Looking around online tonight, I find that there’s no mention of the strange square on the hill. What I do notice is that there was a Mausoleum back where we were walking originally. Unfortunately, as this Panoramio shot shows, the Mausoleum has been smashed to bits. It would have belonged to the Lockharts (a family name from a long time in the past) who built the Priory on the grounds of an earlier building, and owned a lot of the land round about.

Unfortunately, it was time to head back home, so a visit to see for ourselves will have to wait. Today the weather has been completely miserable, so here’s hoping for a return to Sunday’s weather tomorrow.


A beautiful afternoon when I finally got to leave work tonight. I kind of wish that I’d left earlier to grab some opportunities for photography, but then I’m still sore from a fall down the school stairs yesterday, so perhaps not. But the hills were golden and hazy in the sunshine as I drove home, so I grabbed a couple of shots as the traffic stopped, including one of Dechmont Hill.

I first heard this name from my Dad, whose grandfather (Grampa Paterson) worked at Dechmont Colliery (among many, many other places). Dad later identified Dechmont Hill for me in the background of a photo taken at Bothwell Castle a couple of years ago.

It’s fascinated me ever since – even though I’ve not had a chance to climb it in person yet. It’s so clearly visible from miles around and stands proud of the landscape below: it must have been a pretty important place at one time. In fact, the CANMORE record reports a slight mound or cairn, surrounded by a shallow ditch; the remains of a hill fort, now almost impossible to see.
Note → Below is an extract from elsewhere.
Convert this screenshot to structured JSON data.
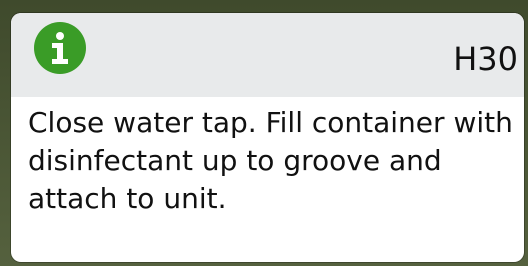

Part of its current pronounced shape is actually due to a old quarry, which has destroyed an entire flank (vandals!) but it must have been an obvious landmark in the past, before the current suburban sprawl hid it behind so much housing and roads.

Mind you, I shouldn’t complain. After I became aware of Dechmont, I started spotting it from all over the place, including the dual carriageway above Blantyre. Then, waiting in the traffic this winter, I realised just how clearly I could see Tinto Hill to the south.


Well, I recently read an intriguing book called On the trail of Scotland’s myths and legends. Author, Stuart McHardy, spends a few pages discussing Scottish fire festivals, including Beltane, celebrated on May 1st.

In traditional Beltane celebrations, fires were lit on hilltops, which made them more visible… The dominating hill of Tinto in Lanarkshire was the site of the ancient fires, its earlier name Tintock deriving from Gaelic, teinteach, fiery.

McHardy, 2005, p41

I’ve been wondering ever since whether Dechmont was used for a similar purpose. Imagine my delight then, when I found a mention on The Modern Antiquarian website to an old book of 1885, called Old Scottish customs:local and general by E.J Guthrie.

Check it out:

Dechmont Hill, situated in the parish of Cambuslang, was a place where our forefathers lighted the Beltane. In the Statistical Account of Scotland (1848) it is stated that a thick stratum of charcoal was discovered underneath a structure of fine loam on the summit of the hill. When the country people saw it they expressed no surprise, as the tradition was familiar to them that it was here where the former inhabitants of the country had been in the habit of
lighting their Beltane.

Guthrie, 1885, p231

It could be just a story rather than oral history or folk memory, but it’s intriguing all the same.